Chris Christie, Bob McDonnell and Scott Brown are all interesting and engaging personalities who cause you to trust them to lead in spite of their partisan brand. You might say they are genuine products of post-partisan politics, unlike Obama and the Democrats, who in their first year in the majority proved themselves more like the old and unpopular partisan hacks.

Both parties are suffering, and candidates who think they can skate through mainly on partisan branding are in for big disappointments. Ask Martha Coakley. Neither party has a deep and wide enough reservoir of good will to singularly sustain a successful candidacy.

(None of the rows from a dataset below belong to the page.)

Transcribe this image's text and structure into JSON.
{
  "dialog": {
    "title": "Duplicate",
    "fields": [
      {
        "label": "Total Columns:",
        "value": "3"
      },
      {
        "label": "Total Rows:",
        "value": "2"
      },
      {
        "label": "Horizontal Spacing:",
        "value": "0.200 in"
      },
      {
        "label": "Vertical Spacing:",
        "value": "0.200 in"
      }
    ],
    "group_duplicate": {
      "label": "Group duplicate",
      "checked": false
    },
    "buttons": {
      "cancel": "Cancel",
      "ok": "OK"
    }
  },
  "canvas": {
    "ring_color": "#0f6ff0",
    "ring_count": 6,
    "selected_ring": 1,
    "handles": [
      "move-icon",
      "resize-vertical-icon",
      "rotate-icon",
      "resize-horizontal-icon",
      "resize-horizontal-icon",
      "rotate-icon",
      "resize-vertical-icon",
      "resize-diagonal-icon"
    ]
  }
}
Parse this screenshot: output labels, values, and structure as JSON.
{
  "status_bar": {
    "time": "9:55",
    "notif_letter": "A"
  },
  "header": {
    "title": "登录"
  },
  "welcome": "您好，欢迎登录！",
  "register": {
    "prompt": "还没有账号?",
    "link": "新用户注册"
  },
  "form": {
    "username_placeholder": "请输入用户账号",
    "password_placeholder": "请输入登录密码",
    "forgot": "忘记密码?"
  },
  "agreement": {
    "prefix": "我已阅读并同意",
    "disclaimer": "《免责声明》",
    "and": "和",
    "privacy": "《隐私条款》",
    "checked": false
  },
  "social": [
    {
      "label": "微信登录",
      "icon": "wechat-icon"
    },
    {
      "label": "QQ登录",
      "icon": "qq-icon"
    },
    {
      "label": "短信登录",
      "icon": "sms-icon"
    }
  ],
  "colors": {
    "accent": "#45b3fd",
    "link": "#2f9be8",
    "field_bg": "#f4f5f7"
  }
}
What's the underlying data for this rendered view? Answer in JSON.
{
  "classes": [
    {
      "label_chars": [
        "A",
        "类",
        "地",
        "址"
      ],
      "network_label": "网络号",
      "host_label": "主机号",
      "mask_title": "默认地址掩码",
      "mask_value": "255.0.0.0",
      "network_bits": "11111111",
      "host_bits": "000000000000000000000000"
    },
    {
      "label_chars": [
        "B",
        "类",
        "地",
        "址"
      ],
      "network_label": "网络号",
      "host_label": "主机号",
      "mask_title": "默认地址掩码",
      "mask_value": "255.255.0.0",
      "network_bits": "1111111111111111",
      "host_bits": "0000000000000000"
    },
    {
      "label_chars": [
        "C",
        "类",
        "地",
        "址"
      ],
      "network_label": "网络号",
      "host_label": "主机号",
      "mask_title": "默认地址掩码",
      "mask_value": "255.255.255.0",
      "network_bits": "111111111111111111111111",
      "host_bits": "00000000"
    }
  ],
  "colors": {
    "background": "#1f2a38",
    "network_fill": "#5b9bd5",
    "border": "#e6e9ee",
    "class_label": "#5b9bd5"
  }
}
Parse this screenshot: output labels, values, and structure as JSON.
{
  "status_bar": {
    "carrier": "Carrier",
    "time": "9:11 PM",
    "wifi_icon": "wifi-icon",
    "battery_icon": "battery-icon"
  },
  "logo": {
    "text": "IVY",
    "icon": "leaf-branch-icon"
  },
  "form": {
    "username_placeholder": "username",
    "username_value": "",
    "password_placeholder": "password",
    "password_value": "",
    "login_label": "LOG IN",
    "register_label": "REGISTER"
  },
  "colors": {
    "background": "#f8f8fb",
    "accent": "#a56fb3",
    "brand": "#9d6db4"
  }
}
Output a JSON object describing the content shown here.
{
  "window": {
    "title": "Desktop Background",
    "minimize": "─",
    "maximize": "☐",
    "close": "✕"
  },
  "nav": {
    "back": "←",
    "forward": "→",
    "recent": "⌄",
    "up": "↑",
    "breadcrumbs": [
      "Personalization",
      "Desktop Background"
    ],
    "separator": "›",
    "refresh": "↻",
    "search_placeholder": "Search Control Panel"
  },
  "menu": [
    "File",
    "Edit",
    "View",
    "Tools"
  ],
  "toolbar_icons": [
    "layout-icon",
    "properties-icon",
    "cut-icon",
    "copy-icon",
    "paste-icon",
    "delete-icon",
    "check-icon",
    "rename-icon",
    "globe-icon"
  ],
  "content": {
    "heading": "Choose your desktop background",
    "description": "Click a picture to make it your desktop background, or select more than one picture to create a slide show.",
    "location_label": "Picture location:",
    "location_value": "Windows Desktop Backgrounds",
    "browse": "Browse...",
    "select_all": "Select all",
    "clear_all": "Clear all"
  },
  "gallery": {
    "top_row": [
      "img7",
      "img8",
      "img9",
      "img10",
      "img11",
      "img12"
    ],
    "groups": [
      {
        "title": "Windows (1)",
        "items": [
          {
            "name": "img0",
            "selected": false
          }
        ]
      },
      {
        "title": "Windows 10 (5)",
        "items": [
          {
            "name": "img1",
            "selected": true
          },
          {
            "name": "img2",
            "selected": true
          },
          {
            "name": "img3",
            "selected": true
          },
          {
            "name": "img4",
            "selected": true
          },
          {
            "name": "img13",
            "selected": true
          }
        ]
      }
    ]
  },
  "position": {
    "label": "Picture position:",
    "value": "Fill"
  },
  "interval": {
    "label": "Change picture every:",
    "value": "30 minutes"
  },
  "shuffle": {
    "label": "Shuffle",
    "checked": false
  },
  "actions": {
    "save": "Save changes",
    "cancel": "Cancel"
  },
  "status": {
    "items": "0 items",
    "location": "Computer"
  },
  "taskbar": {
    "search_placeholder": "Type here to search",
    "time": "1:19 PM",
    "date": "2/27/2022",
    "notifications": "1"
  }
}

Pundits of the past have prematurely said, “The party is over.” They may finally be confirmed.

David Hill has been a Republican pollster since 1984. This cycle he is polling for gubernatorial campaigns in four states.